General TY Danjuma, chairman of the TY Danjuma Foundation, knows what it’s like to suffer from an NTD. During his time in the Nigerian army, Danjuma contracted onchocerciasis (also known as river blindness) and felt the pain and discomfort of tiny worms crawling through his skin. He was treated in a few weeks and went on to have a successful career in the army and in the Nigerian government. But, as a result of his experience, Danjuma recognizes the need for programs to control onchocerciasis and other NTDs.
“It’s heartbreaking that lives continue to be destroyed,” Danjuma said at an event hosted recently by the Center for Strategic & International Studies (CSIS) and the Sabin Vaccine Institute.
Danjuma is at the forefront of a new philanthropic movement where Africans are helping fellow Africans. At the event, Danjuma, along with representatives from the World Bank, the Bill & Melinda Gates Foundation, the Sabin Vaccine Institute and CSIS, discussed how this kind of emerging African leadership will help make NTD elimination possible. Several other groups are also joining this movement—including pharmaceutical companies, philanthropic organizations, governments, and not-for-profit groups—focusing on how to improve access to vital medicines, strengthen health systems for NTD control and develop new treatments.
NTDs are a group of diseases that affect more than one billion people worldwide, primarily those living in the world’s poorest communities. They can cause blindness or disfigurement and they keep kids from learning and adults from leading productive lives. Speakers at the CSIS event agreed that the time is now to take action and make NTD control a global health priority.

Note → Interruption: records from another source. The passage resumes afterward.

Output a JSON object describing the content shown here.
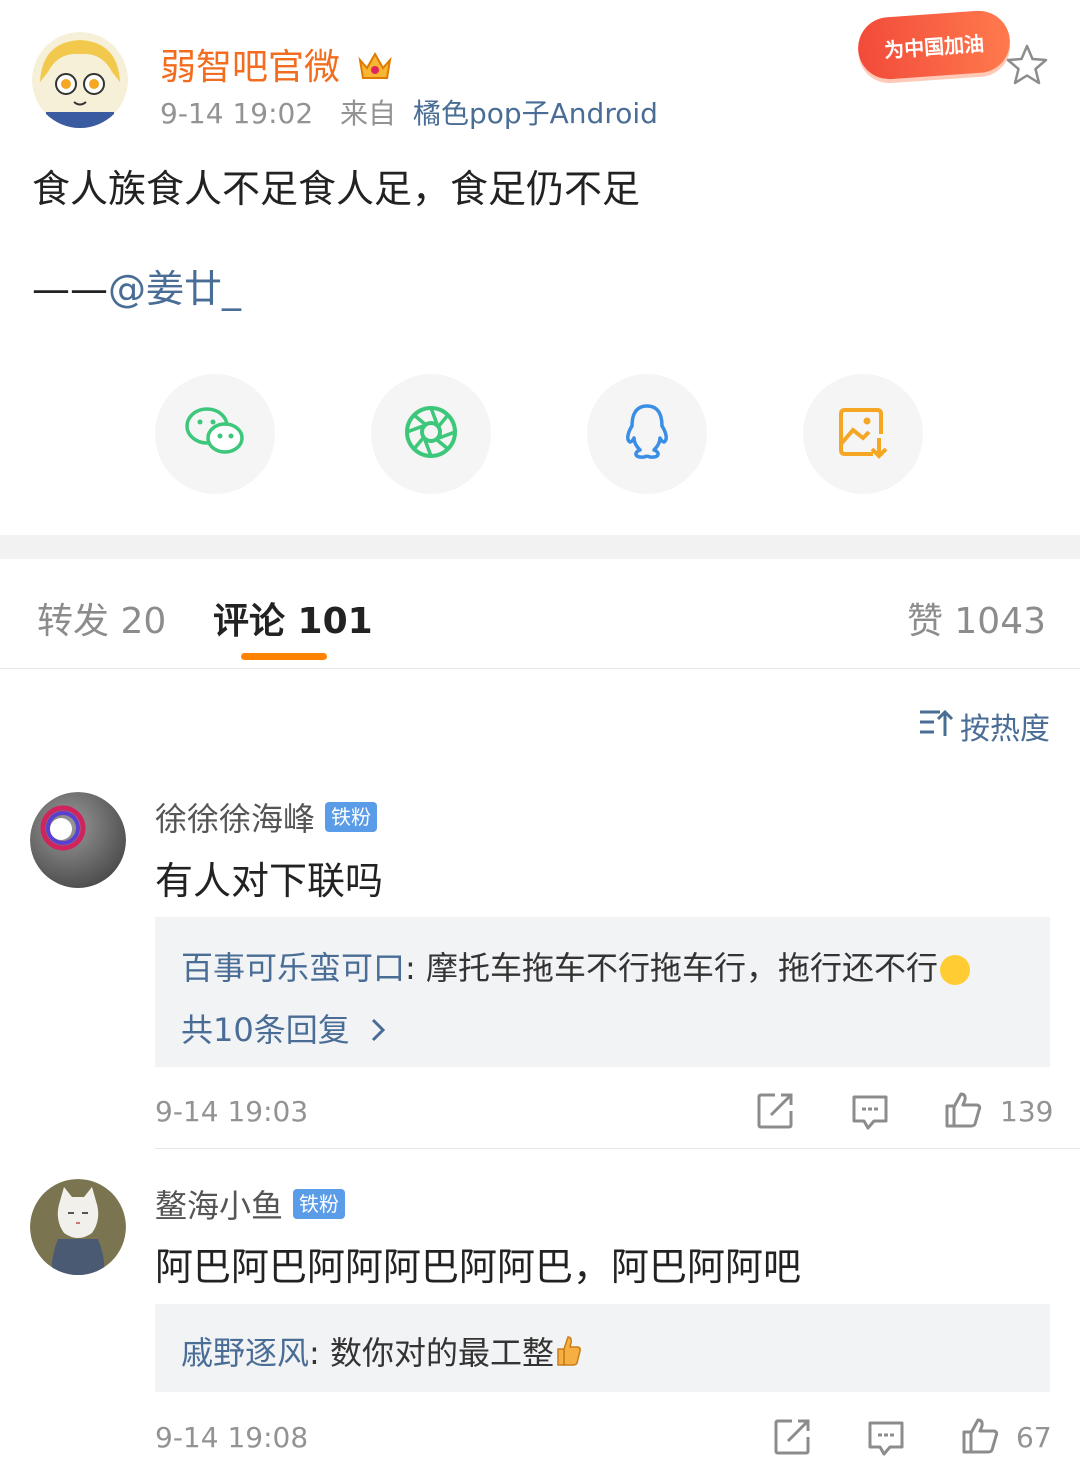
{
  "post": {
    "author": "弱智吧官微",
    "time": "9-14 19:02",
    "source_prefix": "来自",
    "source": "橘色pop子Android",
    "badge": "为中国加油",
    "text": "食人族食人不足食人足，食足仍不足",
    "credit_dash": "——",
    "credit_user": "@姜廿_"
  },
  "share_icons": [
    "wechat-icon",
    "moments-icon",
    "qq-icon",
    "save-image-icon"
  ],
  "tabs": {
    "repost": "转发 20",
    "comments": "评论 101",
    "likes": "赞 1043"
  },
  "sort_label": "按热度",
  "comments": [
    {
      "user": "徐徐徐海峰",
      "badge": "铁粉",
      "text": "有人对下联吗",
      "reply_user": "百事可乐蛮可口",
      "reply_text": ": 摩托车拖车不行拖车行，拖行还不行",
      "more": "共10条回复",
      "time": "9-14 19:03",
      "likes": "139"
    },
    {
      "user": "鳌海小鱼",
      "badge": "铁粉",
      "text": "阿巴阿巴阿阿阿巴阿阿巴，阿巴阿阿吧",
      "reply_user": "戚野逐风",
      "reply_text": ": 数你对的最工整",
      "time": "9-14 19:08",
      "likes": "67"
    }
  ],
  "colors": {
    "accent": "#ff8200",
    "link": "#4a6d96",
    "name": "#f26d1f"
  }
}
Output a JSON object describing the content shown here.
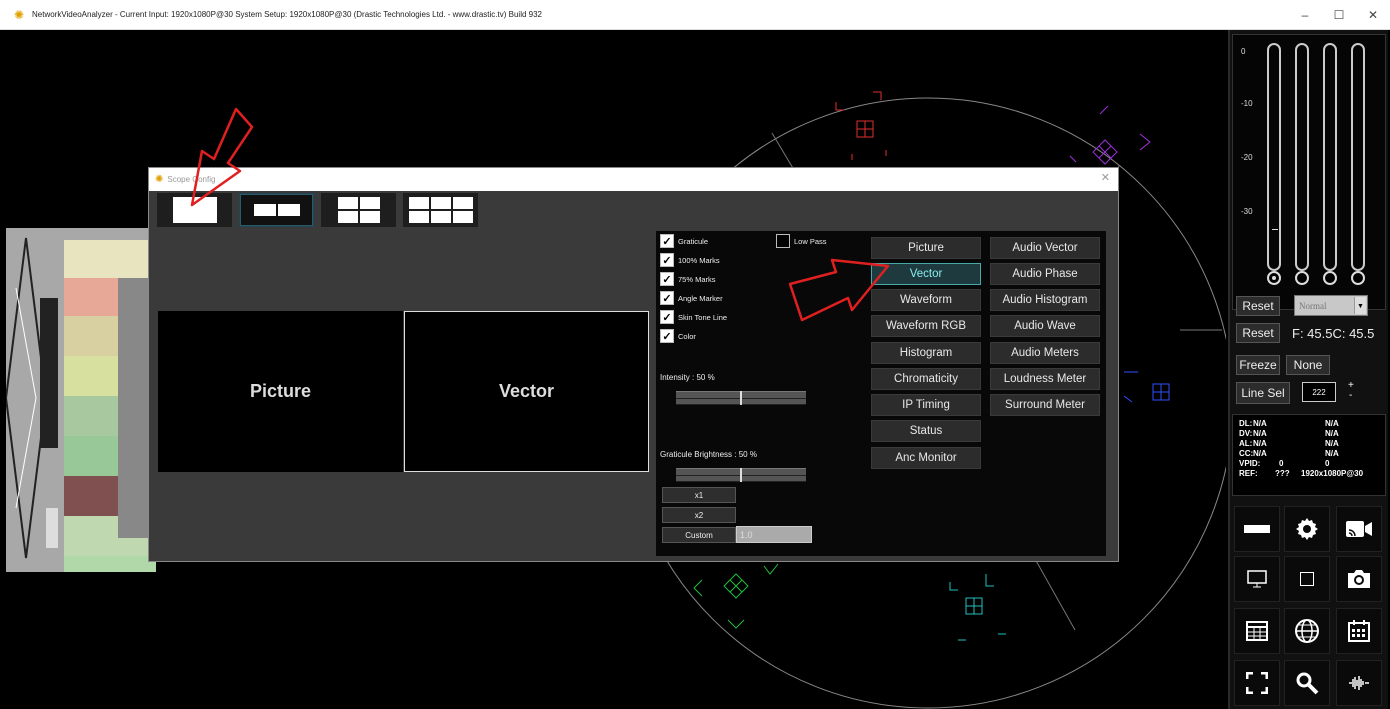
{
  "window": {
    "title": "NetworkVideoAnalyzer -  Current Input: 1920x1080P@30  System Setup: 1920x1080P@30    (Drastic Technologies Ltd. - www.drastic.tv) Build 932",
    "minimize": "–",
    "maximize": "☐",
    "close": "✕"
  },
  "dialog": {
    "title": "Scope Config",
    "close": "✕",
    "panes": [
      "Picture",
      "Vector"
    ],
    "checkboxes": [
      {
        "label": "Graticule",
        "checked": true
      },
      {
        "label": "100% Marks",
        "checked": true
      },
      {
        "label": "75% Marks",
        "checked": true
      },
      {
        "label": "Angle Marker",
        "checked": true
      },
      {
        "label": "Skin Tone Line",
        "checked": true
      },
      {
        "label": "Color",
        "checked": true
      }
    ],
    "low_pass": {
      "label": "Low Pass",
      "checked": false
    },
    "intensity_label": "Intensity : 50 %",
    "intensity_value": 0.5,
    "graticule_label": "Graticule Brightness : 50 %",
    "graticule_value": 0.5,
    "zoom_buttons": [
      "x1",
      "x2",
      "Custom"
    ],
    "custom_value": "1.0",
    "scopes_left": [
      "Picture",
      "Vector",
      "Waveform",
      "Waveform RGB",
      "Histogram",
      "Chromaticity",
      "IP Timing",
      "Status",
      "Anc Monitor"
    ],
    "scopes_right": [
      "Audio Vector",
      "Audio Phase",
      "Audio Histogram",
      "Audio Wave",
      "Audio Meters",
      "Loudness Meter",
      "Surround Meter"
    ],
    "selected_scope": "Vector"
  },
  "right_panel": {
    "meter_scale": [
      "0",
      "-10",
      "-20",
      "-30"
    ],
    "reset1": "Reset",
    "mode_select": "Normal",
    "reset2": "Reset",
    "fc_readout": "F: 45.5C: 45.5",
    "freeze": "Freeze",
    "none": "None",
    "line_sel": "Line Sel",
    "line_value": "222",
    "plus": "+",
    "minus": "-",
    "status": [
      {
        "k": "DL:",
        "a": "N/A",
        "b": "N/A"
      },
      {
        "k": "DV:",
        "a": "N/A",
        "b": "N/A"
      },
      {
        "k": "AL:",
        "a": "N/A",
        "b": "N/A"
      },
      {
        "k": "CC:",
        "a": "N/A",
        "b": "N/A"
      },
      {
        "k": "VPID:",
        "a": "0",
        "b": "0"
      },
      {
        "k": "REF:",
        "a": "???",
        "b": "1920x1080P@30"
      }
    ]
  },
  "colors": {
    "accent": "#44aaaa",
    "arrow": "#e02020",
    "vector_red": "#e03030",
    "vector_magenta": "#a030e0",
    "vector_green": "#20c040",
    "vector_cyan": "#20c0c0",
    "vector_blue": "#3050ff"
  }
}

This movement has already begun. Last month, at an event called the London Declaration, pharmaceutical companies, governments and global health organizations committed to eliminating ten NTDs by 2020 by increasing drug donations, expanding drug and health service delivery programs and investing in research and development to find the best solutions for NTD control. In Africa, General Danjuma rallied African governments and development organizations to support the continuation of the African Programme for Onchocerciasis Control (APOC), which led to large contributions from Nigerian officials and from the Nigerian government. Despite the fact that President Obama’s fiscal year 2012 budget request proposed a 24 percent reduction to NTD control and elimination efforts, the financial commitments made by African leaders and at the London Declaration signify that there is momentum to eliminate NTDs. It is critical that the US Government is a part of this movement.
Also speaking at the event, Dr. Donald Bundy, lead health specialist for Africa at the World Bank, commended General Danjuma and other African leaders working to improve the health and the lives of Africa’s neglected people, the people “at the end of the road.” Drs. Neeraj Mistry, managing director of the Global Network, and Julie Jacobson, senior program officer for the Bill & Melinda Gates Foundations, reminded us that there is also a role for everyone in the fight against NTDs. With popular support, the NTD community will also have a stronger pull on political will, which is especially important in NTD endemic countries.
According to Dr. Mistry, this was the rationale behind launching the Global Network’s new campaign, END7, which invites all people to be a part of the elimination of NTDs. For just 50 cents, anyone around the world can help treat a person for an entire year. Even this small donation will help people be a part of the collaboration that is necessary to make the end of NTDs truly possible.